### WHAT YOU SHOULD DO
Without including any image, repeat every record exactly.

Dataset entries

►

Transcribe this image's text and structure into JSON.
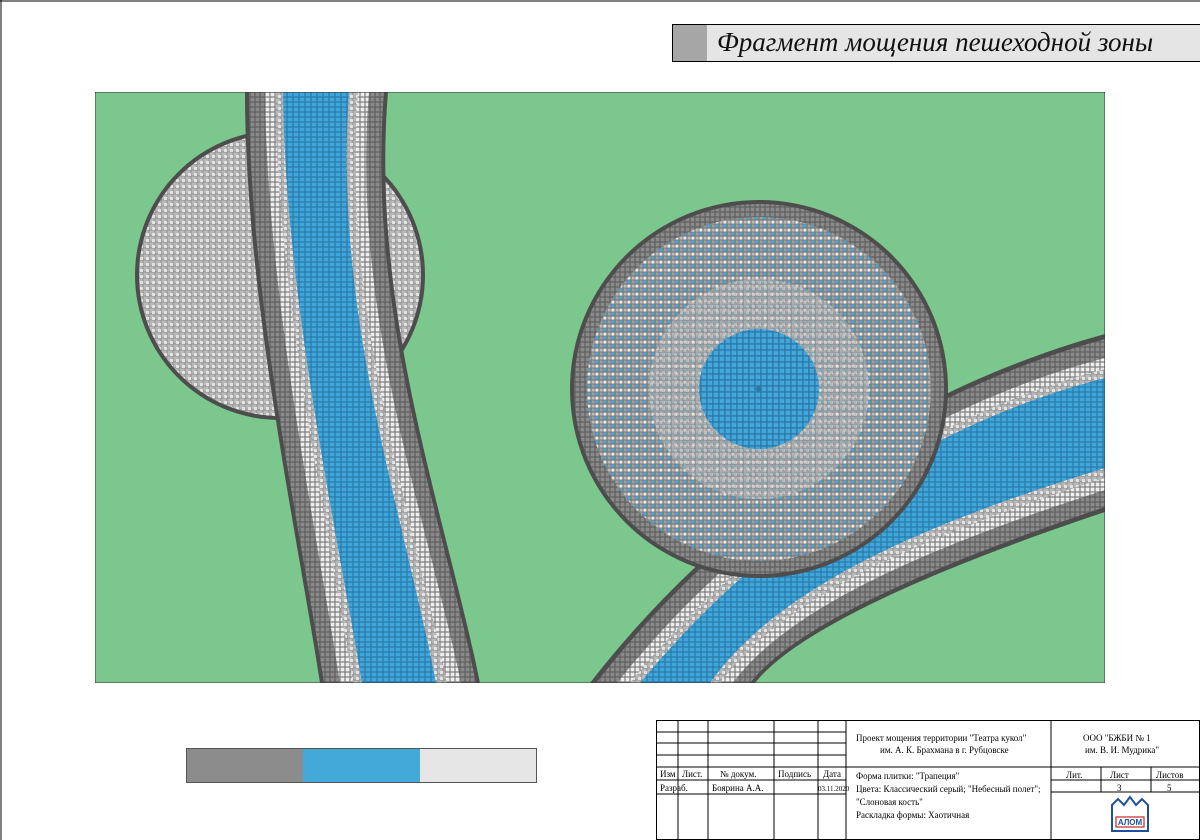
{
  "title": "Фрагмент мощения пешеходной зоны",
  "colors": {
    "grass": "#7bc78e",
    "gray": "#8a8a8a",
    "blue": "#3ba3d9",
    "ivory": "#e8e8e8"
  },
  "swatches": [
    {
      "name": "classic-gray",
      "color": "#8c8c8c"
    },
    {
      "name": "sky-blue",
      "color": "#42a9d8"
    },
    {
      "name": "ivory",
      "color": "#e6e6e6"
    }
  ],
  "stamp": {
    "project": "Проект мощения территории \"Театра кукол\"",
    "project2": "им. А. К. Брахмана в г. Рубцовске",
    "company": "ООО \"БЖБИ № 1",
    "company2": "им. В. И. Мудрика\"",
    "h_izm": "Изм",
    "h_list": "Лист.",
    "h_doc": "№ докум.",
    "h_sign": "Подпись",
    "h_date": "Дата",
    "h_lit": "Лит.",
    "h_sheet": "Лист",
    "h_sheets": "Листов",
    "role": "Разраб.",
    "author": "Боярина А.А.",
    "date": "03.11.2020",
    "sheet": "3",
    "sheets": "5",
    "line1": "Форма плитки: \"Трапеция\"",
    "line2": "Цвета: Классический серый; \"Небесный полет\";",
    "line3": "\"Слоновая кость\"",
    "line4": "Раскладка формы: Хаотичная",
    "logo_text": "АЛОМ"
  }
}
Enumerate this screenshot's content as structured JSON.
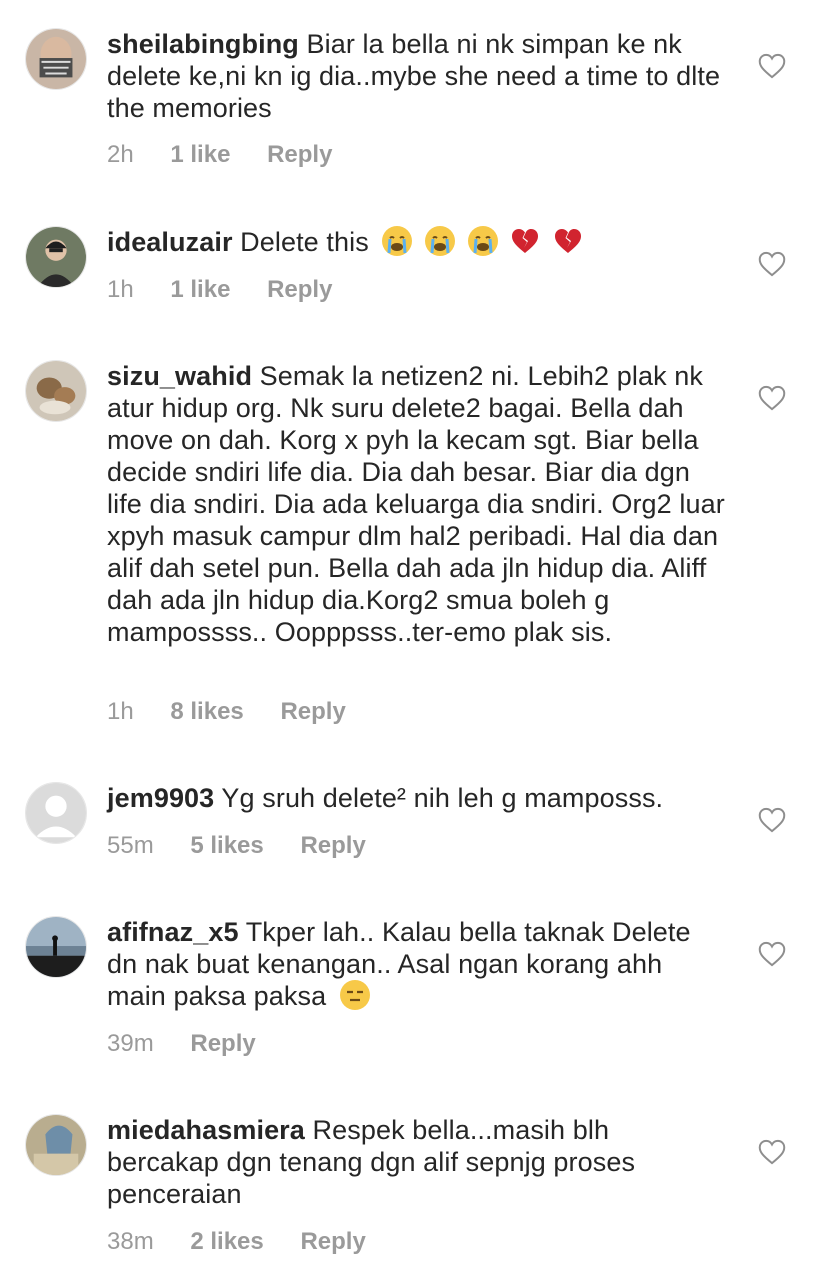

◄

### RESULT OF THIS TASK
Transcribe this image's text and structure into JSON.
{
  "title": "Фрагмент мощения пешеходной зоны",
  "colors": {
    "grass": "#7bc78e",
    "gray": "#8a8a8a",
    "blue": "#3ba3d9",
    "ivory": "#e8e8e8"
  },
  "swatches": [
    {
      "name": "classic-gray",
      "color": "#8c8c8c"
    },
    {
      "name": "sky-blue",
      "color": "#42a9d8"
    },
    {
      "name": "ivory",
      "color": "#e6e6e6"
    }
  ],
  "stamp": {
    "project": "Проект мощения территории \"Театра кукол\"",
    "project2": "им. А. К. Брахмана в г. Рубцовске",
    "company": "ООО \"БЖБИ № 1",
    "company2": "им. В. И. Мудрика\"",
    "h_izm": "Изм",
    "h_list": "Лист.",
    "h_doc": "№ докум.",
    "h_sign": "Подпись",
    "h_date": "Дата",
    "h_lit": "Лит.",
    "h_sheet": "Лист",
    "h_sheets": "Листов",
    "role": "Разраб.",
    "author": "Боярина А.А.",
    "date": "03.11.2020",
    "sheet": "3",
    "sheets": "5",
    "line1": "Форма плитки: \"Трапеция\"",
    "line2": "Цвета: Классический серый; \"Небесный полет\";",
    "line3": "\"Слоновая кость\"",
    "line4": "Раскладка формы: Хаотичная",
    "logo_text": "АЛОМ"
  }
}
Enumerate this screenshot's content as structured JSON.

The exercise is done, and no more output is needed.